Work instruction:
Report the count of lines containing the word "kind" in the entries below, and nothing more.

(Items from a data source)
---*---

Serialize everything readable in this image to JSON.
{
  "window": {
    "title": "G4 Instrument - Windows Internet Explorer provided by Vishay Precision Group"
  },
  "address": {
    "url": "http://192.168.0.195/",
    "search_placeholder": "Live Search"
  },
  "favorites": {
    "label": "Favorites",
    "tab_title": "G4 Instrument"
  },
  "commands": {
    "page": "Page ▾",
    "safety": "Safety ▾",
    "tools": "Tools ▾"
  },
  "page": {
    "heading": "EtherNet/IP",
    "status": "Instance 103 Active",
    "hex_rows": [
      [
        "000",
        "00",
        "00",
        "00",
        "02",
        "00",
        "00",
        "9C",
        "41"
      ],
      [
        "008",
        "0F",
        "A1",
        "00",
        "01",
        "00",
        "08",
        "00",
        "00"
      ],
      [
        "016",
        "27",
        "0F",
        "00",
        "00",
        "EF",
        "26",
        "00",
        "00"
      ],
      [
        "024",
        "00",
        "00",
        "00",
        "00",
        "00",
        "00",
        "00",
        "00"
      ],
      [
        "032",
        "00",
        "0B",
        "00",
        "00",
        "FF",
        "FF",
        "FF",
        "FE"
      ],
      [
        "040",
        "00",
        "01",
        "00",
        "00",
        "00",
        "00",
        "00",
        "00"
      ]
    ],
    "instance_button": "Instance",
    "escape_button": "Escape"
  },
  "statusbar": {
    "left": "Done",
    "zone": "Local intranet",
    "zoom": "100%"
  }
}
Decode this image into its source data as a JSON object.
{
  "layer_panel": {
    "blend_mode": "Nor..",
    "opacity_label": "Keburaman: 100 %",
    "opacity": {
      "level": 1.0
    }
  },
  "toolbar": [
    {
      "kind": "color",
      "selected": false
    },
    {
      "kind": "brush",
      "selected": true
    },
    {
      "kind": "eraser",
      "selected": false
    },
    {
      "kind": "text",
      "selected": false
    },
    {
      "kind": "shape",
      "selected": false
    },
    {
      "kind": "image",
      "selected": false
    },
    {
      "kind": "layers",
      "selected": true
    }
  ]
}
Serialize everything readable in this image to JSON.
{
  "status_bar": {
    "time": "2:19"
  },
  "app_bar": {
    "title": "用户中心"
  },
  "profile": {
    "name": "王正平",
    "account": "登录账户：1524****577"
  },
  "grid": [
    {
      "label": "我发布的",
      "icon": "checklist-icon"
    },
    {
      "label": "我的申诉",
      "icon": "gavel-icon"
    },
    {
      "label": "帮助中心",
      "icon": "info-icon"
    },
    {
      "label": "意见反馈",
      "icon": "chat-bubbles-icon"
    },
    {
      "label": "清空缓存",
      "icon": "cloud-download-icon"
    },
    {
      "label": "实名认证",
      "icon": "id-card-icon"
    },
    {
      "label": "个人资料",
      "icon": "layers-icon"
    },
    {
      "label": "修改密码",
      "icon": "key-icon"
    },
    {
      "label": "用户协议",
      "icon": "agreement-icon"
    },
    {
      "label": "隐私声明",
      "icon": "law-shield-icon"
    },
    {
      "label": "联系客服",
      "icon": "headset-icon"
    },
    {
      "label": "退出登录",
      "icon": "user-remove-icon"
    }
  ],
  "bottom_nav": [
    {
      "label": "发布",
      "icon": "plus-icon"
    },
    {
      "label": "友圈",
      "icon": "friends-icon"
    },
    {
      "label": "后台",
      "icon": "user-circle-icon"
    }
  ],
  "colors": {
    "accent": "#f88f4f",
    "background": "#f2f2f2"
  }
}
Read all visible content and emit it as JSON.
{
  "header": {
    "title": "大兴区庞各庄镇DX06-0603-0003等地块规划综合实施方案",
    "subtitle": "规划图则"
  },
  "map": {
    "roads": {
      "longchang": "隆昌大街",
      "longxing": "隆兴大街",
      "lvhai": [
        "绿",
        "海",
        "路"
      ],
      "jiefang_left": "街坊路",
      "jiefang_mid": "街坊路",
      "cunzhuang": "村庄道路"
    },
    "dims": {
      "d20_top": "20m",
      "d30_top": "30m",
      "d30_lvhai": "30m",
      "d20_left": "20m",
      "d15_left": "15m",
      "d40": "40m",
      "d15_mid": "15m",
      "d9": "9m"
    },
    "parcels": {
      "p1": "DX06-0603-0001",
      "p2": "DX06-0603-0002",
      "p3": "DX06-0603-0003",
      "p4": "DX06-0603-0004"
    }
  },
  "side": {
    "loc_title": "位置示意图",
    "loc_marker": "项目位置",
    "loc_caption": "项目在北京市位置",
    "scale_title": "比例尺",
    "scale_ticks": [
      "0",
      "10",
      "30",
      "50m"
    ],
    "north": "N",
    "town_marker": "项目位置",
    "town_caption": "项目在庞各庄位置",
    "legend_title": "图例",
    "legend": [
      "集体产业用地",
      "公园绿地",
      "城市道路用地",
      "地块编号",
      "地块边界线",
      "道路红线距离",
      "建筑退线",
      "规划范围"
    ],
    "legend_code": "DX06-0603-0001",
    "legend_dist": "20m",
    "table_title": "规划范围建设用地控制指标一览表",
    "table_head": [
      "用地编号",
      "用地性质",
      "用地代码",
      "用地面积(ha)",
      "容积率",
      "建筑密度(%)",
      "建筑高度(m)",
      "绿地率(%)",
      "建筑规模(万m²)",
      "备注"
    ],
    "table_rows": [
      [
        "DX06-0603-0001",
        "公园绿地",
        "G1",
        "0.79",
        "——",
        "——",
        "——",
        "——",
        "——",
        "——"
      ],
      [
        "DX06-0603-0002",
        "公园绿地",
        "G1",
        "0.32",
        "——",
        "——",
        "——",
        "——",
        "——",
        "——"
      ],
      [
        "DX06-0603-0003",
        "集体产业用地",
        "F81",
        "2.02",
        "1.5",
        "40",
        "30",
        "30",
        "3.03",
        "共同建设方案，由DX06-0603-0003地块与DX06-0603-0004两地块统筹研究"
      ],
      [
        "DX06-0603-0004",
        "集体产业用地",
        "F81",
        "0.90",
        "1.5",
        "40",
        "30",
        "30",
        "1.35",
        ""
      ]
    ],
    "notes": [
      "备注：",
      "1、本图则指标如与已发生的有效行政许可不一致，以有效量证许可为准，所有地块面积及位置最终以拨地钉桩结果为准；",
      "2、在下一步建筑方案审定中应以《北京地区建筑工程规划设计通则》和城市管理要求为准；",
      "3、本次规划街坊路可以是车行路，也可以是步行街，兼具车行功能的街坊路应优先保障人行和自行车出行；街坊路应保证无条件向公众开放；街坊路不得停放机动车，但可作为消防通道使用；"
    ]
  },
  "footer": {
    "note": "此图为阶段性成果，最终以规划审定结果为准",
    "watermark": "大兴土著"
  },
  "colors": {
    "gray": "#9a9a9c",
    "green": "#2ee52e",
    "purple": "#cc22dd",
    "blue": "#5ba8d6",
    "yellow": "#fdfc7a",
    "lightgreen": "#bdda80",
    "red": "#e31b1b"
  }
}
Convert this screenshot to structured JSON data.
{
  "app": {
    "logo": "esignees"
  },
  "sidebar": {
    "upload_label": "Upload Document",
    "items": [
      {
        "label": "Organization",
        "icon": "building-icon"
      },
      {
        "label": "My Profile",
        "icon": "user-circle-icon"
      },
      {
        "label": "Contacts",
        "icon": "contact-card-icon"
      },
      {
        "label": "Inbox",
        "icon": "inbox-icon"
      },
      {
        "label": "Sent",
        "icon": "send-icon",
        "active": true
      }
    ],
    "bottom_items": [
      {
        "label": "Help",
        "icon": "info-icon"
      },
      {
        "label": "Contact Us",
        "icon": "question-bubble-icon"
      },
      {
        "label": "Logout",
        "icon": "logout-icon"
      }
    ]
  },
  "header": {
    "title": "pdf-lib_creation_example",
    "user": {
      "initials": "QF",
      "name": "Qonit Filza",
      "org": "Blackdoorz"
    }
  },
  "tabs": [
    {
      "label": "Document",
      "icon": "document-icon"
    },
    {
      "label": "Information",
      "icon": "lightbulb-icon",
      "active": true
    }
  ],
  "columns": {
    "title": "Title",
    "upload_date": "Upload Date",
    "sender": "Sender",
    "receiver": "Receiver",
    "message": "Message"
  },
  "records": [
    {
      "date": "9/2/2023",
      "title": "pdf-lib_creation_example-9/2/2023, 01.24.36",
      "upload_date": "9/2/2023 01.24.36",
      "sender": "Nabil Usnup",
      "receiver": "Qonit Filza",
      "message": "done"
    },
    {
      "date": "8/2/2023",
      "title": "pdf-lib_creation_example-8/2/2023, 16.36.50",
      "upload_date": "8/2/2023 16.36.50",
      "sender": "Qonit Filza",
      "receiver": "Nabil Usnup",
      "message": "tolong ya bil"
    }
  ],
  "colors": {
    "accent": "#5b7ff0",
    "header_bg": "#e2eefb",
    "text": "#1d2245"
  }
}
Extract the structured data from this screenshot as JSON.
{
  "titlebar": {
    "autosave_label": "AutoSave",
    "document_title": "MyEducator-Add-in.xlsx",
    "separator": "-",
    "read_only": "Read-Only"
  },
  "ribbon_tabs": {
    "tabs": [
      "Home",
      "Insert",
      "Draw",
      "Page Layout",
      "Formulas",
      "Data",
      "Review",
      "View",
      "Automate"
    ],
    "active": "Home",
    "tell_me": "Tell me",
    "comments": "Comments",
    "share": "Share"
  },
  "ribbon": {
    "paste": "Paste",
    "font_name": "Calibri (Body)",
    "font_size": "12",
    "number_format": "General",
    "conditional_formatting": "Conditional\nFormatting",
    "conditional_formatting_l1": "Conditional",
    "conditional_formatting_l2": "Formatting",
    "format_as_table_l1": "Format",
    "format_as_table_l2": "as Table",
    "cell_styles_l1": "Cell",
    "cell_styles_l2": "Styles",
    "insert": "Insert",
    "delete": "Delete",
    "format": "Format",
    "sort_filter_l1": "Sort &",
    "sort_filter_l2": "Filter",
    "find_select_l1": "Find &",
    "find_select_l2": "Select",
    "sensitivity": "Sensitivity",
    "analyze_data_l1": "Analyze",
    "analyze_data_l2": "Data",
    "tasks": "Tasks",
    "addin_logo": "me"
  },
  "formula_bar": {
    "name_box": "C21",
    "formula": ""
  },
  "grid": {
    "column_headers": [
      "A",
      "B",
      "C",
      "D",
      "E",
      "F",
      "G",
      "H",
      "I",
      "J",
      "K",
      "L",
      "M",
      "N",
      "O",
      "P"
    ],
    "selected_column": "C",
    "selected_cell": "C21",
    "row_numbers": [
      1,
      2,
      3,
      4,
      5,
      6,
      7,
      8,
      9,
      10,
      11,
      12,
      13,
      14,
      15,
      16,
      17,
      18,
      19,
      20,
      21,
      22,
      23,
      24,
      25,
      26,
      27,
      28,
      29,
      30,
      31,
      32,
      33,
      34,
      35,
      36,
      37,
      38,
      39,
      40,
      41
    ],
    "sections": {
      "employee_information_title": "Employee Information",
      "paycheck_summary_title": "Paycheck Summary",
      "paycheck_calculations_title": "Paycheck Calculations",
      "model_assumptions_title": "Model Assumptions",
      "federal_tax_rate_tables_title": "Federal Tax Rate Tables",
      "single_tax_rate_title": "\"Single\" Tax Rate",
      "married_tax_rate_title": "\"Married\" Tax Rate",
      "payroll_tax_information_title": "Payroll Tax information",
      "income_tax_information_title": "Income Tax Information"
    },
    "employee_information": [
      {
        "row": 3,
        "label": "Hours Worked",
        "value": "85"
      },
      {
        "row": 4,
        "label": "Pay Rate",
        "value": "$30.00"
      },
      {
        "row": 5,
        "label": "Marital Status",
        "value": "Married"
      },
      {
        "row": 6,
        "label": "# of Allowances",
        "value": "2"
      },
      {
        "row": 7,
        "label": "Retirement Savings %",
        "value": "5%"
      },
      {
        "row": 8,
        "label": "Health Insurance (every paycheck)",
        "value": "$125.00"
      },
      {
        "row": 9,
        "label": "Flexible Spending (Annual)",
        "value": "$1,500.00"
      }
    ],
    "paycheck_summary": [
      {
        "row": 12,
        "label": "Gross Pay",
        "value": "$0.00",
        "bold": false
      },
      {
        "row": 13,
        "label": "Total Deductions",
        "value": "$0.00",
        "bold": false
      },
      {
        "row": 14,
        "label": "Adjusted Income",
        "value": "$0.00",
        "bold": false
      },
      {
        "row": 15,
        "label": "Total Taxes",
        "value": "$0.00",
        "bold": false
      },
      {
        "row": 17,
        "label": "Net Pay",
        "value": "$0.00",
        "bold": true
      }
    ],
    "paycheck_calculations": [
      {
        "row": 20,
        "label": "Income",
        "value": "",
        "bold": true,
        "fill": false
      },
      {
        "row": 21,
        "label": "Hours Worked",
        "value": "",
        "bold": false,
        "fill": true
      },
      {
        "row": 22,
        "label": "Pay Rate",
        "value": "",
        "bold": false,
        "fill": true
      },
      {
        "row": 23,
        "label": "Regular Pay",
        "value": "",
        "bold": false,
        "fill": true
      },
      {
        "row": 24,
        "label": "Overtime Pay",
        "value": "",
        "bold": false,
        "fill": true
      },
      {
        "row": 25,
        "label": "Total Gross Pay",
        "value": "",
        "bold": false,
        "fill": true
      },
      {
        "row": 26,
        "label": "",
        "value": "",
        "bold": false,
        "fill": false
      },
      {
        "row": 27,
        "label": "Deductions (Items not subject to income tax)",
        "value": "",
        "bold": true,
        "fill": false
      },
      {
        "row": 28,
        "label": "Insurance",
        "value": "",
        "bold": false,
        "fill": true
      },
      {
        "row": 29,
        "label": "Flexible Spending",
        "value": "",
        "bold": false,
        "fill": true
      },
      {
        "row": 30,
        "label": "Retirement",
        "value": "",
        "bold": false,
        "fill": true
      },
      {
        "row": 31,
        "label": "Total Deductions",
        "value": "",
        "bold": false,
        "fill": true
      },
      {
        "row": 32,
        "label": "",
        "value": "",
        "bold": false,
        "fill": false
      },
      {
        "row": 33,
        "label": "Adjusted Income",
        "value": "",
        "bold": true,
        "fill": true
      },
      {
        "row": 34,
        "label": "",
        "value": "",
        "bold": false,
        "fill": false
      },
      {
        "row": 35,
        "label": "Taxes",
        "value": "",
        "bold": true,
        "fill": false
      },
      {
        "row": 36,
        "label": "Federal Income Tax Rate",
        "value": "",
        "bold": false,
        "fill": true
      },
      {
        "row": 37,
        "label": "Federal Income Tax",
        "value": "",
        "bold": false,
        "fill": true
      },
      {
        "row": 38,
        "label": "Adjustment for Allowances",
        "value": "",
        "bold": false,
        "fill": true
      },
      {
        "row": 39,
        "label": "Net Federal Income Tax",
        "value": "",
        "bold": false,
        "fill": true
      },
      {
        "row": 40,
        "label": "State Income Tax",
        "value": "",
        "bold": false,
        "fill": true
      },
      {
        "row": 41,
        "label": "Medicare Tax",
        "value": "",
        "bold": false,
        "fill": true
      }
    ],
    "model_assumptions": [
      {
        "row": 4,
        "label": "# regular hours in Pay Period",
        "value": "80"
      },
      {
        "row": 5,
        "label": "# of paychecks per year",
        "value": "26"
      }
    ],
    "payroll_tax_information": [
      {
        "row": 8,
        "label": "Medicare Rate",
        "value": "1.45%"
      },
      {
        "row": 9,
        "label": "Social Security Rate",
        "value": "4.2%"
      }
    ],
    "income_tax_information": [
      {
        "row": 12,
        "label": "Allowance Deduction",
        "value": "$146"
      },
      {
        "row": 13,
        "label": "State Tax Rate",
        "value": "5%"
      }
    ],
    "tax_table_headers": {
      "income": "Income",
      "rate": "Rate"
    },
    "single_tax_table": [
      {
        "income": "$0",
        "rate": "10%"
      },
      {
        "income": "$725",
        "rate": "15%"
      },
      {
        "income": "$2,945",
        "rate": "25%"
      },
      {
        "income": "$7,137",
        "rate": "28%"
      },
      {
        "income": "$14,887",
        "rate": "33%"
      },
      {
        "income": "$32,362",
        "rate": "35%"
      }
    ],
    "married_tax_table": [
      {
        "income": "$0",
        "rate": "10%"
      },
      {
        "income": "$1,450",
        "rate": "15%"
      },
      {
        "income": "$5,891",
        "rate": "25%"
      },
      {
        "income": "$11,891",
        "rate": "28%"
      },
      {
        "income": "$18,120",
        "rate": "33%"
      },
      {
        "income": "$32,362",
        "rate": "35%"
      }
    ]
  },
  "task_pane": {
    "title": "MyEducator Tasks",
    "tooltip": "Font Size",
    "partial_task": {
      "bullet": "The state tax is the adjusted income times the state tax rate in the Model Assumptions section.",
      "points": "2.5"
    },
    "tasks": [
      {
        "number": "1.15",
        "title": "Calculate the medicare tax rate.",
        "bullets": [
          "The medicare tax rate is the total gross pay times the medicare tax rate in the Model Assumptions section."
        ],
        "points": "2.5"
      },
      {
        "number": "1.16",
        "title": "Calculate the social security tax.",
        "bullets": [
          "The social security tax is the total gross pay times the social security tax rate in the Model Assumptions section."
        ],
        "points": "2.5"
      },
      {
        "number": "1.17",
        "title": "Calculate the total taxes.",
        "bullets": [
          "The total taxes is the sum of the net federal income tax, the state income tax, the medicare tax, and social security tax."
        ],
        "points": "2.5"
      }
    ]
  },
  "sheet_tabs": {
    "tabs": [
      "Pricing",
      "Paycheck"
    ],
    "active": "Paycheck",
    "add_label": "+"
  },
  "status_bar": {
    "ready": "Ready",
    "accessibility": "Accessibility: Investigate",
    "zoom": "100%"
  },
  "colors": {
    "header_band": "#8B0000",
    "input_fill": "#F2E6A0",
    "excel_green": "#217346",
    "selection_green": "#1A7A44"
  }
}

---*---

Answer for this exercise:
7